At a recent event in Oulu, Finland, I heard about the local port’s efforts to undergo a full-scale digital transformation, to include everything from 5G connectivity to analytics to drones to enhanced customer experience, sparking a kind of epiphany, for me, on the potential for a relatively small port to serve as a test bed for smart cities. Unlike municipalities, ports have defined boundaries and clear, relatively straightforward missions (move stuff in and out). Similar to cities, ports have a widely diverse ecosystem: dock workers, trucking companies, shipping companies, construction workers, safety and security professionals, waste management and maintenance companies, the port’s own fleet (such as pilots and their tugboats), customs officials, emergency responders, government agencies, environmental impact authorities, and even neighboring businesses. If a port were to go through a digital transformation, the impacts would be felt across that entire ecosystem — so that entire ecosystem must be accounted for, engaged, bought in, and sustained.

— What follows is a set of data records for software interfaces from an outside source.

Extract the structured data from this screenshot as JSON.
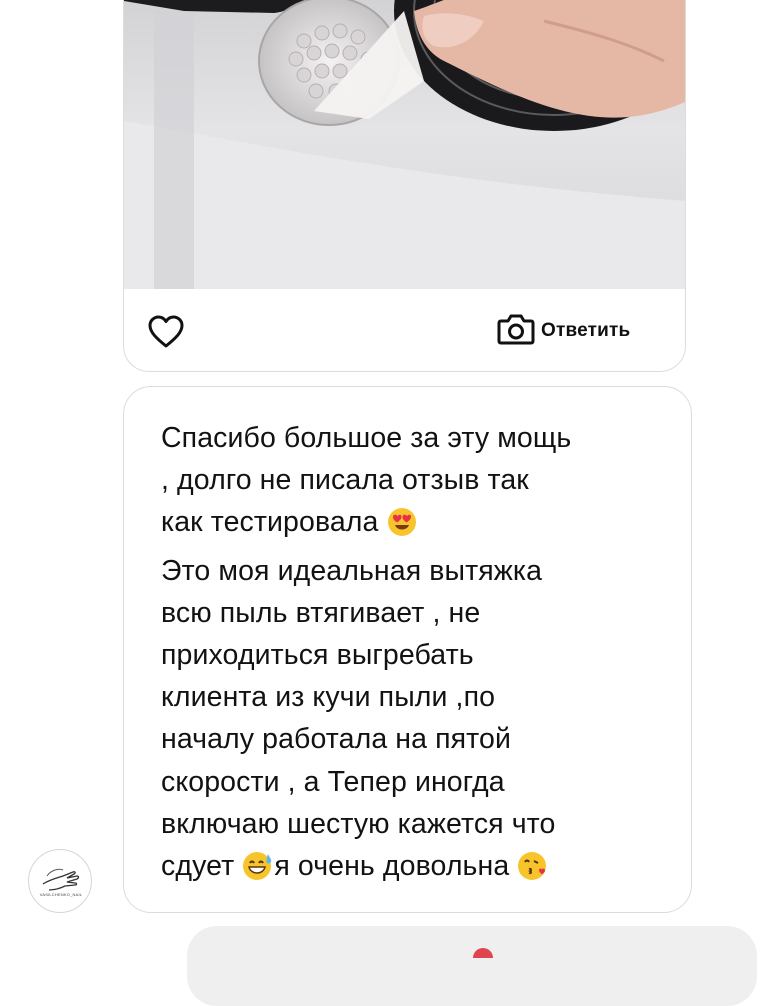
{
  "story_reply": {
    "reply_label": "Ответить",
    "icons": {
      "like": "heart-icon",
      "camera": "camera-icon"
    }
  },
  "message": {
    "lines": [
      "Спасибо большое за эту мощь",
      ", долго не писала отзыв так",
      "как тестировала",
      "Это моя идеальная вытяжка",
      "всю пыль втягивает , не",
      "приходиться выгребать",
      "клиента из кучи пыли ,по",
      "началу работала на пятой",
      "скорости , а Тепер иногда",
      "включаю шестую кажется что",
      "сдует",
      "я очень довольна"
    ],
    "emojis": {
      "heart_eyes": "heart-eyes-emoji",
      "sweat_smile": "sweat-smile-emoji",
      "kiss": "blowing-kiss-emoji"
    }
  },
  "sender": {
    "avatar_caption": "VASILCHENKO_NAIL"
  },
  "colors": {
    "bubble_border": "#dcdcdc",
    "text": "#121212",
    "incoming_bubble": "#efefef"
  }
}
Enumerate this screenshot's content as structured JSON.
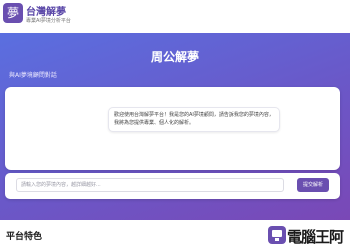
{
  "header": {
    "logo_char": "夢",
    "brand_name": "台灣解夢",
    "brand_tagline": "專業AI夢境分析平台"
  },
  "hero": {
    "title": "周公解夢",
    "subtitle": "與AI夢境顧問對話"
  },
  "chat": {
    "welcome_message": "歡迎使用台灣解夢平台！我是您的AI夢境顧問，請告訴我您的夢境內容，我將為您提供專業、個人化的解析。"
  },
  "input": {
    "placeholder": "請輸入您的夢境內容，越詳細越好...",
    "submit_label": "提交解析"
  },
  "features": {
    "title": "平台特色"
  },
  "watermark": {
    "text": "電腦王阿"
  },
  "colors": {
    "brand": "#6a4fb0",
    "hero_gradient_start": "#5a6fe0",
    "hero_gradient_end": "#7a48b6"
  }
}
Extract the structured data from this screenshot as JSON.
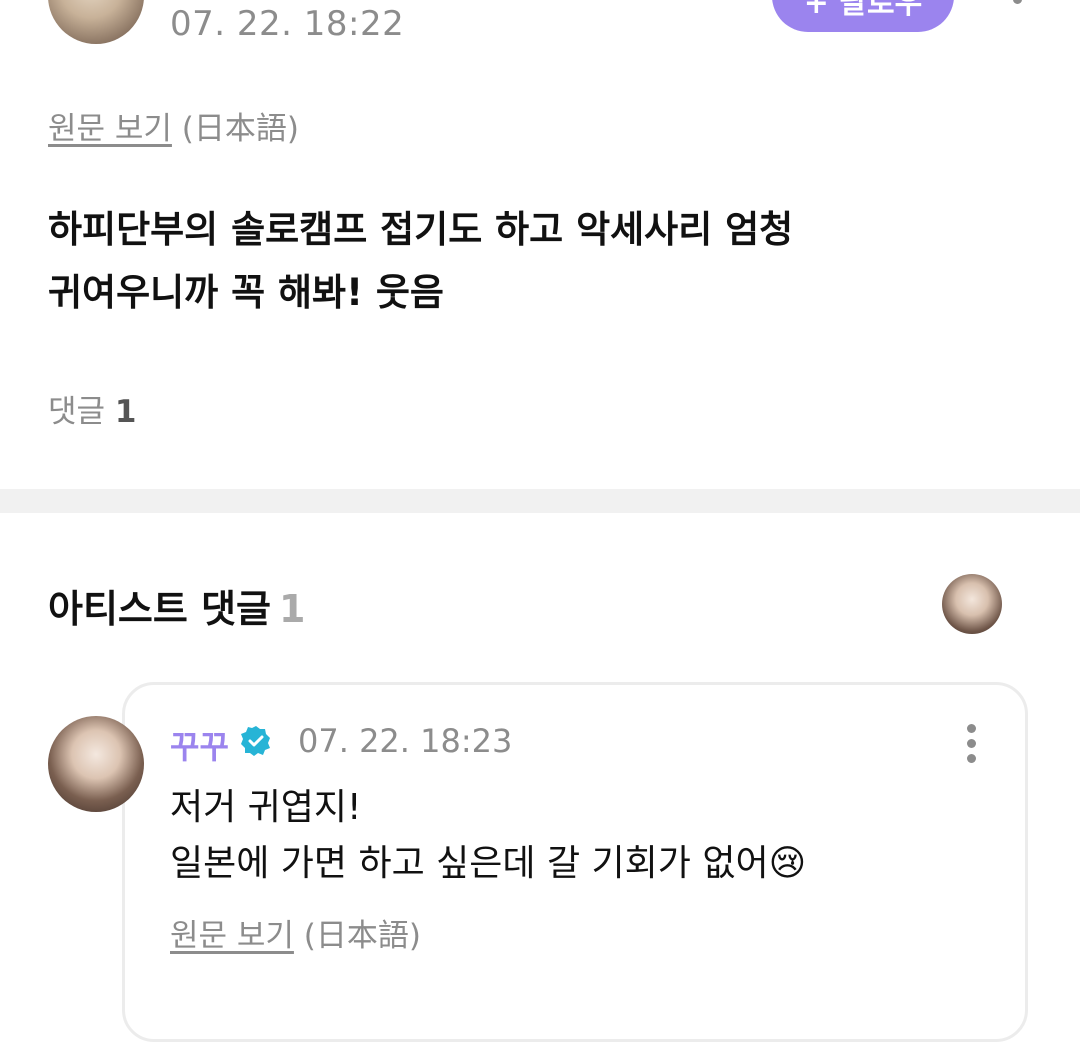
{
  "post": {
    "date": "07. 22. 18:22",
    "follow_label": "+ 팔로우",
    "original_link": "원문 보기",
    "original_lang": "(日本語)",
    "body_line1": "하피단부의 솔로캠프 접기도 하고 악세사리 엄청",
    "body_line2": "귀여우니까 꼭 해봐! 웃음",
    "comment_label": "댓글",
    "comment_count": "1"
  },
  "artist_section": {
    "title": "아티스트 댓글",
    "count": "1"
  },
  "comment": {
    "name": "꾸꾸",
    "date": "07. 22. 18:23",
    "line1": "저거 귀엽지!",
    "line2": "일본에 가면 하고 싶은데 갈 기회가 없어😢",
    "original_link": "원문 보기",
    "original_lang": "(日本語)"
  },
  "colors": {
    "accent": "#9b84ee",
    "muted": "#8c8c8c",
    "verified": "#27b4d6"
  },
  "icons": {
    "verified": "verified-badge-icon",
    "more": "more-vertical-icon"
  }
}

The Port of Oulu has taken an approach shared by most municipalities looking to become a smart city — start small, but with a large, long, deep vision, and build incrementally. In my view, a port like Oulu’s, which is both small enough to be manageable through a disruptive digital transformation and large enough to be replicative of a larger port’s ecosystem and challenges, could be an ideal place for connectivity and emerging technology vendors to experiment and prove out the use case for bringing one of the most fundamental infrastructure environments fully into the digital age. Oh, and Oulu happens to be the Silicon Valley of the Nordics, so the local technology ecosystem could support creative and breakthrough approaches to solving the port’s technology and business problems.

How does a port measure the return on investing in digital transformation? After accepting that a hard number would probably be impossible to determine, the port can look to increased efficiency of its current clients, the ability to attract new clients (to a better-run, more efficient port), and the potential to monetize the data generated. How would a connectivity vendor like Nokia, which has already begun working with Port Oulu on 5G, see a benefit? Or how about a consultancy or global systems integrator that develops the blueprint and a proven use case for the digital transformation of ports? Beyond the simple fact that the world has thousands of ports, the world has even more cities, many looking for digital transformations. Prove it within the confines of a port’s ecosystem, and you can scale it across a city.